Version 0.92, 25/Sep/2003. The site speaks of unfinished work in
progress and mentions future improved versions but I have not found that."

It takes 1 minute for the program to compute pi(1357911131197531) on
one core of a 2.4 GHz Core 2 Duo. The value agrees with David Baugh.

--
Jens Kruse Andersen
• ... Thanks, Jens! web.archive.org/web/20040125140056/http://www.cbau.freeserve.co.uk/ ... which seems to permit personal use. David
Message 4 of 6 , Jul 13, 2010
"Jens Kruse Andersen" <jens.k.a@...> wrote:

> Two years ago I searched for a good pi(x) program,
> found an old mention of Christian Bau and dug up a link to
> http://www.cbau.freeserve.co.uk [broken URL]

Thanks, Jens!

web.archive.org/web/20040125140056/http://www.cbau.freeserve.co.uk/

seems to be an appropriate archived URL. "PrimeCount.cp" says:

> This code is unfinished work in progress. For this reason,
> you may download this code and use it on the computer that
> strictly prohibited.

which seems to permit personal use.

David
• Looks like Bau s code goes twice as high as Baugh s code and I don t have source code. The code the community needs is that developed by Tomás Oliveira e
Message 5 of 6 , Jul 14, 2010
Looks like Bau's code goes twice as high as Baugh's code and I don't have source code. The code the community needs is that developed by Tomás Oliveira e Silva. His can go to at least 10^23. I have asked, but I guess not nicely enough.

- David

>
>
>
> David Baugh <PbtoAu@> wrote:
>
> > pi(1357911131197531) = 40159216312772
> > The next one is too big for my implementation
>
> How did you compute pi(x) with x > 10^15, please, David?
>
> Andrew Booker's programme hosted at
> http://primes.utm.edu/nthprime/
> is restricted to pi(x) with x < 3*10^13.
>
> For those with dollars to burn, Mma seems
> able to compute pi(x) with x < 8*10^13:
> http://mathworld.wolfram.com/PrimeCountingFunction.html
>
> It seems that you have an implementation that
> comfortably copes with x > 10^15.
>
> Might you consider making your code available to
> Chris Caldwell, for on-line use at the Prime Pages,
> as Andrew generously did with his?

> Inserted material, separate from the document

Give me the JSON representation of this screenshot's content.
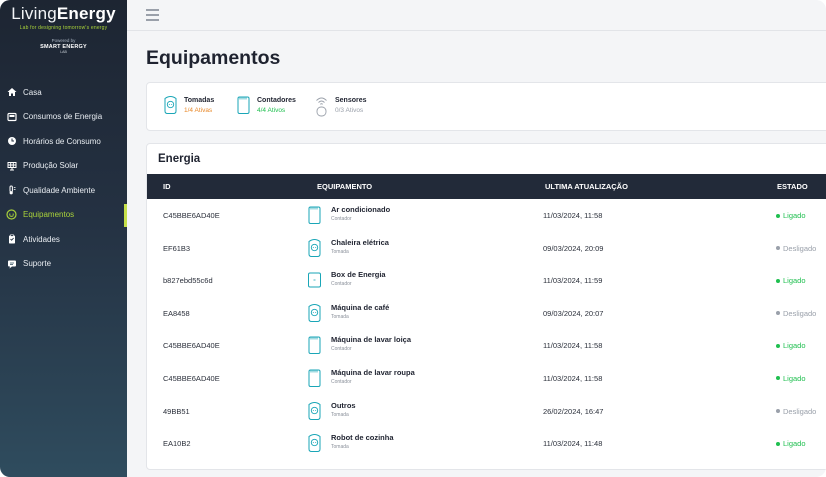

If the data tables
> are too big or the CPUtime too onerous for such on-line use,
> might you kindly provide a source that others may compile?
>
> Best regards
>